Announced on August 13, the Island Cup begins on October 2 with two games. The Cowichan Valley Capitals visit the Alberni Valley Bulldogs and the Victoria Grizzlies visit the Nanaimo Clippers.
After October 24, the Cowichan Valley Capitals split off from the main cohort. They’ll join a new cohort with the Powell River Kings on November 8. The Kings and Capitals play six games against each other from then until November 28.
The Grizzlies’ final pre-season game is November 14 in Nanaimo. As for the Island Cup, the semi-finals and finals take place from November 16 to 18 at The Q Centre in Victoria.
Meanwhile, on September 22, the Vernon Vipers announced details of the Okanagan Cup. It’s a region-based tournament featuring Penticton, West Kelowna, Vernon, and Salmon Arm.
Their tournament began on September 25 and runs until November 7. The finals will take place from November 13 to 14. There won’t be any cohort swap because their cohort is already the perfect size.
On a related note, the Fraser Valley Thunderbirds announced details of the Cohort Cup last week.
UPDATED EXHIBITION SCHEDULE!

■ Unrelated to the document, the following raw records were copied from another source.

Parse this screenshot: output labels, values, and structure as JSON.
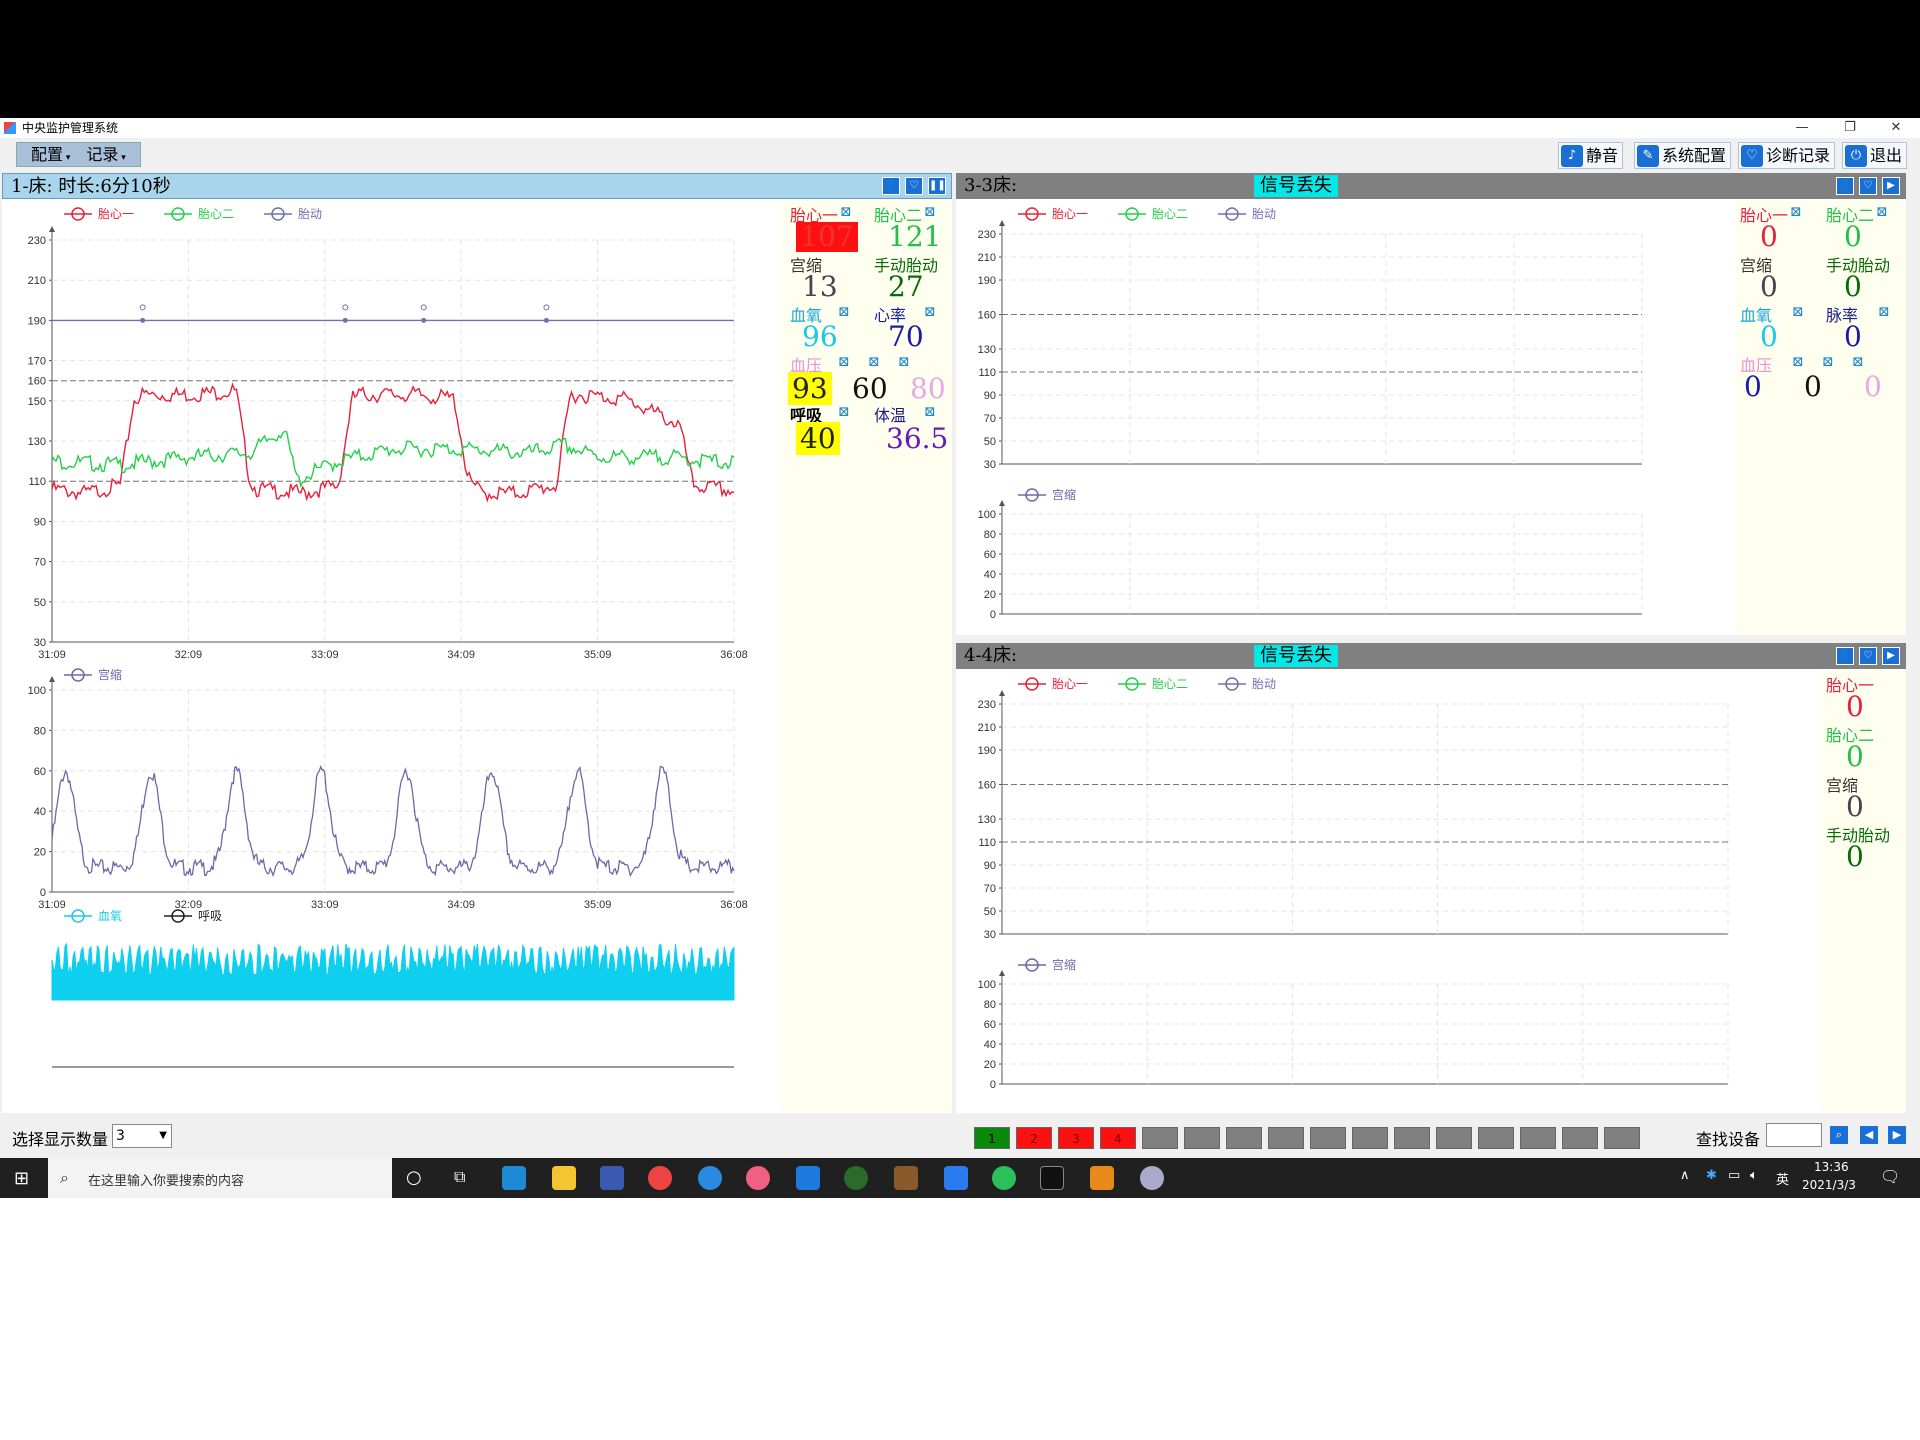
{
  "window": {
    "title": "中央监护管理系统"
  },
  "menu": {
    "config": "配置",
    "record": "记录"
  },
  "toolbar": {
    "mute": "静音",
    "settings": "系统配置",
    "diag": "诊断记录",
    "exit": "退出"
  },
  "bed1": {
    "header": "1-床:   时长:6分10秒",
    "legend": {
      "fhr1": "胎心一",
      "fhr2": "胎心二",
      "fm": "胎动",
      "toco": "宫缩",
      "spo2": "血氧",
      "resp": "呼吸"
    },
    "x_ticks": [
      "31:09",
      "32:09",
      "33:09",
      "34:09",
      "35:09",
      "36:08"
    ],
    "params": {
      "fhr1_label": "胎心一",
      "fhr1_value": "107",
      "fhr2_label": "胎心二",
      "fhr2_value": "121",
      "toco_label": "宫缩",
      "toco_value": "13",
      "fm_label": "手动胎动",
      "fm_value": "27",
      "spo2_label": "血氧",
      "spo2_value": "96",
      "hr_label": "心率",
      "hr_value": "70",
      "bp_label": "血压",
      "bp_sys": "93",
      "bp_dia": "60",
      "bp_mean": "80",
      "resp_label": "呼吸",
      "resp_value": "40",
      "temp_label": "体温",
      "temp_value": "36.5"
    }
  },
  "bed3": {
    "header": "3-3床:",
    "lost": "信号丢失",
    "legend": {
      "fhr1": "胎心一",
      "fhr2": "胎心二",
      "fm": "胎动",
      "toco": "宫缩"
    },
    "params": {
      "fhr1_label": "胎心一",
      "fhr1_value": "0",
      "fhr2_label": "胎心二",
      "fhr2_value": "0",
      "toco_label": "宫缩",
      "toco_value": "0",
      "fm_label": "手动胎动",
      "fm_value": "0",
      "spo2_label": "血氧",
      "spo2_value": "0",
      "pr_label": "脉率",
      "pr_value": "0",
      "bp_label": "血压",
      "bp_sys": "0",
      "bp_dia": "0",
      "bp_mean": "0"
    }
  },
  "bed4": {
    "header": "4-4床:",
    "lost": "信号丢失",
    "legend": {
      "fhr1": "胎心一",
      "fhr2": "胎心二",
      "fm": "胎动",
      "toco": "宫缩"
    },
    "params": {
      "fhr1_label": "胎心一",
      "fhr1_value": "0",
      "fhr2_label": "胎心二",
      "fhr2_value": "0",
      "toco_label": "宫缩",
      "toco_value": "0",
      "fm_label": "手动胎动",
      "fm_value": "0"
    }
  },
  "chart_data": [
    {
      "type": "line",
      "x_ticks": [
        "31:09",
        "32:09",
        "33:09",
        "34:09",
        "35:09",
        "36:08"
      ],
      "y_ticks": [
        30,
        50,
        70,
        90,
        110,
        130,
        150,
        160,
        170,
        190,
        210,
        230
      ],
      "ylim": [
        30,
        230
      ],
      "reference_lines": [
        110,
        160
      ],
      "series": [
        {
          "name": "胎心一",
          "color": "#e8203a",
          "x": [
            0,
            0.05,
            0.1,
            0.12,
            0.13,
            0.2,
            0.27,
            0.29,
            0.3,
            0.37,
            0.42,
            0.44,
            0.45,
            0.53,
            0.59,
            0.61,
            0.63,
            0.68,
            0.74,
            0.76,
            0.77,
            0.84,
            0.92,
            0.94,
            1
          ],
          "values": [
            108,
            106,
            110,
            152,
            155,
            155,
            157,
            112,
            108,
            106,
            110,
            153,
            155,
            155,
            153,
            113,
            106,
            106,
            110,
            155,
            155,
            153,
            140,
            110,
            107
          ]
        },
        {
          "name": "胎心二",
          "color": "#22d04a",
          "x": [
            0,
            0.1,
            0.2,
            0.29,
            0.34,
            0.36,
            0.38,
            0.42,
            0.5,
            0.6,
            0.7,
            0.75,
            0.8,
            0.9,
            1
          ],
          "values": [
            122,
            120,
            124,
            126,
            138,
            112,
            116,
            122,
            128,
            128,
            126,
            130,
            124,
            124,
            121
          ]
        },
        {
          "name": "胎动",
          "color": "#7070b0",
          "x": [
            0,
            1
          ],
          "values": [
            190,
            190
          ],
          "markers_x": [
            0.133,
            0.43,
            0.545,
            0.725
          ]
        }
      ]
    },
    {
      "type": "line",
      "x_ticks": [
        "31:09",
        "32:09",
        "33:09",
        "34:09",
        "35:09",
        "36:08"
      ],
      "y_ticks": [
        0,
        20,
        40,
        60,
        80,
        100
      ],
      "ylim": [
        0,
        100
      ],
      "series": [
        {
          "name": "宫缩",
          "color": "#6a6aa8",
          "peaks_x": [
            0.02,
            0.145,
            0.27,
            0.395,
            0.52,
            0.645,
            0.77,
            0.895
          ],
          "peak_value": 60,
          "baseline": 12
        }
      ]
    }
  ],
  "status": {
    "select_label": "选择显示数量",
    "select_value": "3",
    "find_label": "查找设备",
    "slots": [
      "1",
      "2",
      "3",
      "4"
    ]
  },
  "taskbar": {
    "search": "在这里输入你要搜索的内容",
    "time": "13:36",
    "date": "2021/3/3",
    "ime": "英"
  }
}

Be sure to get your @MyHockeyTV subscription so you don’t miss out on any of the action! Use the code BCHLGRIZZLIES2020 to get $80 off when you sign up for a limited time! Our first home game is October 3rd vs the Nanaimo Clippers.#WeAreGrizzlies pic.twitter.com/4DPbGe9akq
— Victoria Grizzlies (@BCHLGrizzlies) September 29, 2020
The Cohort Cup features the three Thunderbirds teams competing against other U18, U16, and U15 teams from around the province.
Except for the Vancouver Island, Okanagan, and Kootenay teams, the tournament includes several Lower Mainland teams and the Cariboo Cougars. In essence, it’s three separate tournaments occurring at once. Each level will start and end at different dates. All games will be played at the Abbotsford Centre.
This tournament has more in common with the recent NHL playoff bubbles in Toronto and Edmonton, with 18 individual teams across six programs and three different skill levels competing in one place.
An example of what could be
When the BCHL first announced the cohort structure, it was a precursor of what’s to come. Except for the Wenatchee Wild and Powell River Kings, the league sorted itself into four cohorts of four teams each.
Moving forward, the Island Cup is a good example of how the league could schedule games. Have three to four teams in a cohort before having a team split off to join another cohort. No doubt the league is looking at the Island Cup closely to see how well it works.
Many eyes will be focused on the Grizzlies and the Island Cup to see how well the tournament goes. As a result, the players will benefit from the extra attention. Players like Wood and Turrin will get some meaningful games before the regular season starts on December 1st.
All Island Cup games, and BCHL games, are streamed live on HockeyTV.